He was known to thousands of fans and followers as Captain Greybeard. But, to me, John Honeywell – who died today at 69 from lung cancer – was a friend, colleague, role model and inspiration.
We first worked together at Today newspaper in the 1980s, where he rose from assistant editor to managing editor before leaving to fill the same role at Express Newspapers and the Daily Mirror group.
John always loved cruising – his motto was ‘any day at sea is better than a day in the office’ – and he eagerly took the opportunity to leave the newspaper world in 2009 to write about it full-time.
As a professional journalist who applied the same nose for news, attention to accuracy and scepticism for authority into the world of cruise, he was sometimes the bane of public relations executives with his views and revelations, but John was loved and respected by all who worked with him.
When I started writing about cruising, it was always a delight to meet John at events and at sea. He was a dear friend who would kindly, and privately, point out my novice errors and pass on some of his encyclopaedic knowledge of ships and cruise lines.
This year he was delighted to win the Contribution to Cruise Award set up by the industry body CLIA but he was always charmingly modest and self-deprecating.
I admired and envied John’s lifestyle of seemingly being always at sea. And when I, too, had the chance last year to leave newspaper journalism and write about cruising full-time, I took it.
As editor at large of World of Cruising, John encouraged me to write for that magazine. Once occasional rivals when it came to a cruise ‘scoop’, we were now on the same side.
John and I may have trodden similar paths but, while I have tried to follow in his footsteps, I will never fill them. To me he was always the best cruise writer and always will be.
A few years ago we lost another cruise journalist in his prime, Steve Read of The Sun. He and John were friendly rivals and great mates and I know John missed him dreadfully. I feel now how John must have felt when Steve died.
My heart goes out to John’s wife Sheila and sons Nick and Russell.
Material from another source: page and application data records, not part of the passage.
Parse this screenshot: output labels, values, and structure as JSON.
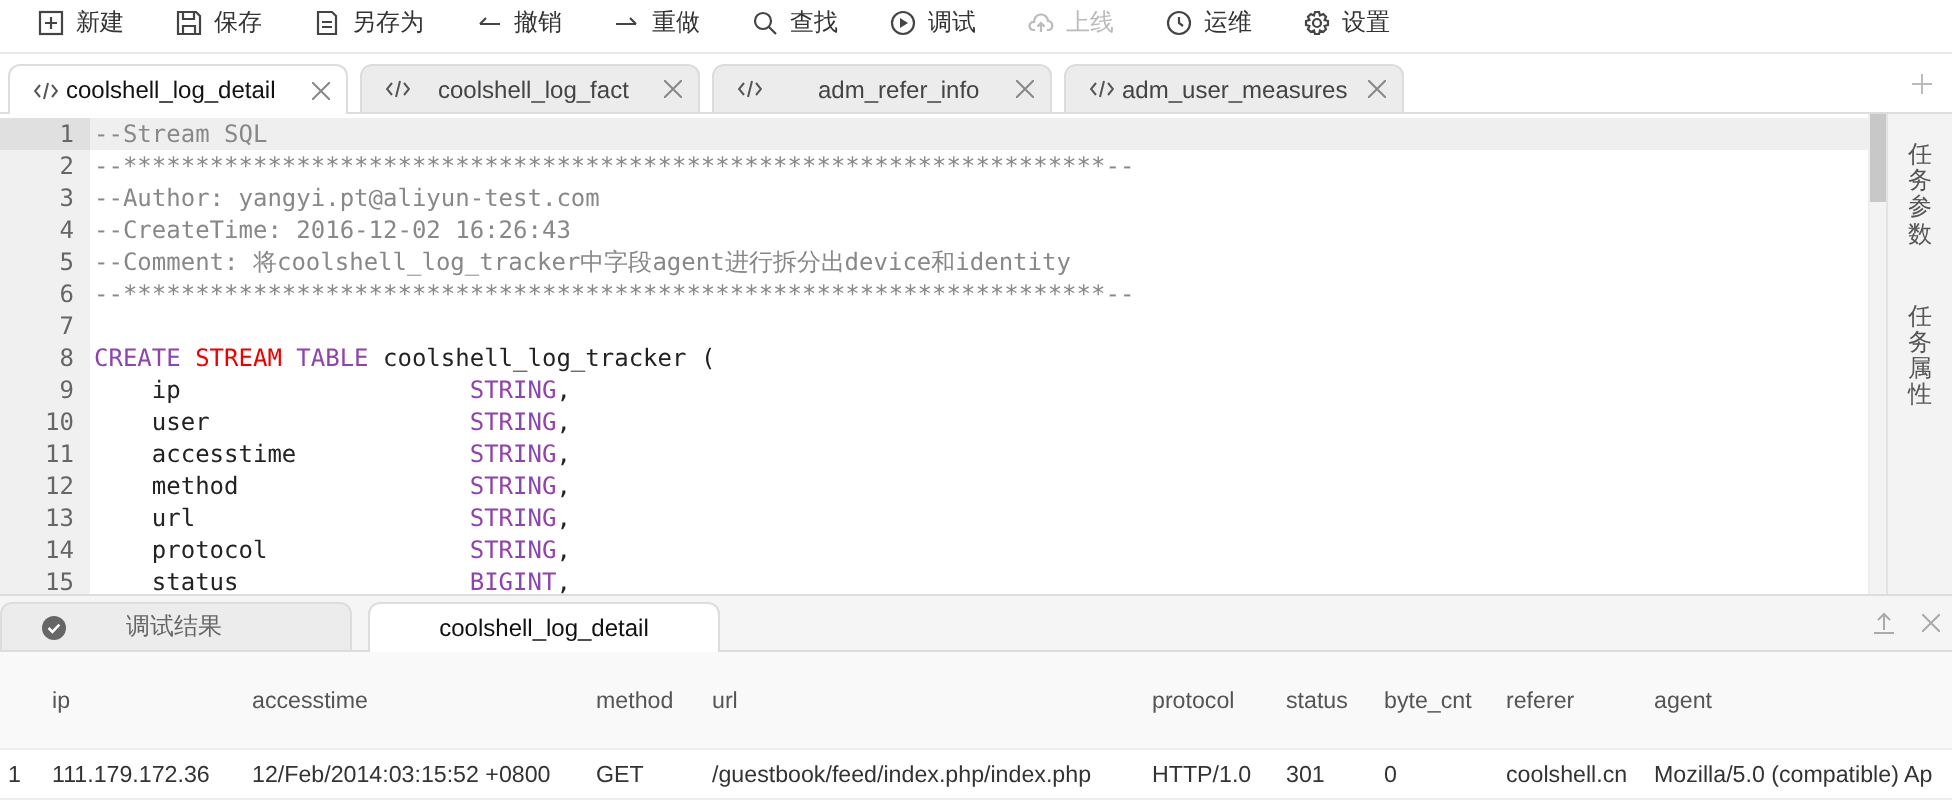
{
  "toolbar": [
    {
      "label": "新建",
      "disabled": false
    },
    {
      "label": "保存",
      "disabled": false
    },
    {
      "label": "另存为",
      "disabled": false
    },
    {
      "label": "撤销",
      "disabled": false
    },
    {
      "label": "重做",
      "disabled": false
    },
    {
      "label": "查找",
      "disabled": false
    },
    {
      "label": "调试",
      "disabled": false
    },
    {
      "label": "上线",
      "disabled": true
    },
    {
      "label": "运维",
      "disabled": false
    },
    {
      "label": "设置",
      "disabled": false
    }
  ],
  "tabs": [
    {
      "label": "coolshell_log_detail",
      "selected": true
    },
    {
      "label": "coolshell_log_fact",
      "selected": false
    },
    {
      "label": "adm_refer_info",
      "selected": false
    },
    {
      "label": "adm_user_measures",
      "selected": false
    }
  ],
  "editor": {
    "lines": [
      {
        "number": "1",
        "selected": true,
        "segments": [
          {
            "kind": "comment",
            "text": "--Stream SQL"
          }
        ]
      },
      {
        "number": "2",
        "selected": false,
        "segments": [
          {
            "kind": "comment",
            "text": "--********************************************************************--"
          }
        ]
      },
      {
        "number": "3",
        "selected": false,
        "segments": [
          {
            "kind": "comment",
            "text": "--Author: yangyi.pt@aliyun-test.com"
          }
        ]
      },
      {
        "number": "4",
        "selected": false,
        "segments": [
          {
            "kind": "comment",
            "text": "--CreateTime: 2016-12-02 16:26:43"
          }
        ]
      },
      {
        "number": "5",
        "selected": false,
        "segments": [
          {
            "kind": "comment",
            "text": "--Comment: 将coolshell_log_tracker中字段agent进行拆分出device和identity"
          }
        ]
      },
      {
        "number": "6",
        "selected": false,
        "segments": [
          {
            "kind": "comment",
            "text": "--********************************************************************--"
          }
        ]
      },
      {
        "number": "7",
        "selected": false
      },
      {
        "number": "8",
        "selected": false,
        "segments": [
          {
            "kind": "keyword",
            "text": "CREATE "
          },
          {
            "kind": "stream",
            "text": "STREAM "
          },
          {
            "kind": "keyword",
            "text": "TABLE"
          },
          {
            "kind": "plain",
            "text": " coolshell_log_tracker ("
          }
        ]
      },
      {
        "number": "9",
        "selected": false,
        "segments": [
          {
            "kind": "plain",
            "text": "    ip                    "
          },
          {
            "kind": "type",
            "text": "STRING"
          },
          {
            "kind": "plain",
            "text": ","
          }
        ]
      },
      {
        "number": "10",
        "selected": false,
        "segments": [
          {
            "kind": "plain",
            "text": "    user                  "
          },
          {
            "kind": "type",
            "text": "STRING"
          },
          {
            "kind": "plain",
            "text": ","
          }
        ]
      },
      {
        "number": "11",
        "selected": false,
        "segments": [
          {
            "kind": "plain",
            "text": "    accesstime            "
          },
          {
            "kind": "type",
            "text": "STRING"
          },
          {
            "kind": "plain",
            "text": ","
          }
        ]
      },
      {
        "number": "12",
        "selected": false,
        "segments": [
          {
            "kind": "plain",
            "text": "    method                "
          },
          {
            "kind": "type",
            "text": "STRING"
          },
          {
            "kind": "plain",
            "text": ","
          }
        ]
      },
      {
        "number": "13",
        "selected": false,
        "segments": [
          {
            "kind": "plain",
            "text": "    url                   "
          },
          {
            "kind": "type",
            "text": "STRING"
          },
          {
            "kind": "plain",
            "text": ","
          }
        ]
      },
      {
        "number": "14",
        "selected": false,
        "segments": [
          {
            "kind": "plain",
            "text": "    protocol              "
          },
          {
            "kind": "type",
            "text": "STRING"
          },
          {
            "kind": "plain",
            "text": ","
          }
        ]
      },
      {
        "number": "15",
        "selected": false,
        "segments": [
          {
            "kind": "plain",
            "text": "    status                "
          },
          {
            "kind": "type",
            "text": "BIGINT"
          },
          {
            "kind": "plain",
            "text": ","
          }
        ]
      }
    ]
  },
  "side_panel": [
    "任务参数",
    "任务属性"
  ],
  "result_tabs": [
    {
      "label": "调试结果",
      "selected": false
    },
    {
      "label": "coolshell_log_detail",
      "selected": true
    }
  ],
  "table": {
    "columns": [
      "ip",
      "accesstime",
      "method",
      "url",
      "protocol",
      "status",
      "byte_cnt",
      "referer",
      "agent"
    ],
    "rows": [
      {
        "number": "1",
        "cells": [
          "111.179.172.36",
          "12/Feb/2014:03:15:52 +0800",
          "GET",
          "/guestbook/feed/index.php/index.php",
          "HTTP/1.0",
          "301",
          "0",
          "coolshell.cn",
          "Mozilla/5.0 (compatible) Ap"
        ]
      }
    ]
  }
}
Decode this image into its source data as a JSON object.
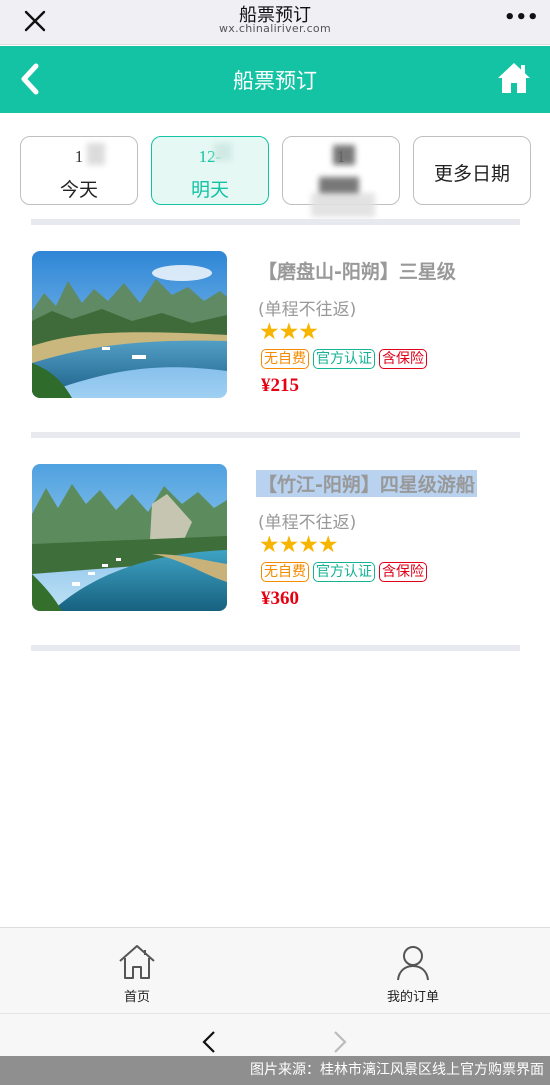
{
  "wechat": {
    "title": "船票预订",
    "url": "wx.chinaliriver.com",
    "more": "•••"
  },
  "header": {
    "title": "船票预订",
    "color": "#13c3a4"
  },
  "dates": [
    {
      "date": "1",
      "weekday": "今天",
      "active": false
    },
    {
      "date": "12-",
      "weekday": "明天",
      "active": true
    },
    {
      "date": "1",
      "weekday": "",
      "active": false
    }
  ],
  "more_dates_label": "更多日期",
  "tickets": [
    {
      "title": "【磨盘山-阳朔】三星级",
      "subtitle": "(单程不往返)",
      "rating": 3,
      "stars": "★★★",
      "badges": [
        "无自费",
        "官方认证",
        "含保险"
      ],
      "price": "¥215"
    },
    {
      "title": "【竹江-阳朔】四星级游船",
      "subtitle": "(单程不往返)",
      "rating": 4,
      "stars": "★★★★",
      "badges": [
        "无自费",
        "官方认证",
        "含保险"
      ],
      "price": "¥360"
    }
  ],
  "tabbar": {
    "home": "首页",
    "orders": "我的订单"
  },
  "caption": "图片来源：桂林市漓江风景区线上官方购票界面"
}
They have lost a wonderful husband and father, whose love for the sea was surpassed only by the love for his family.
Goodnight, Captain, and safe sailings.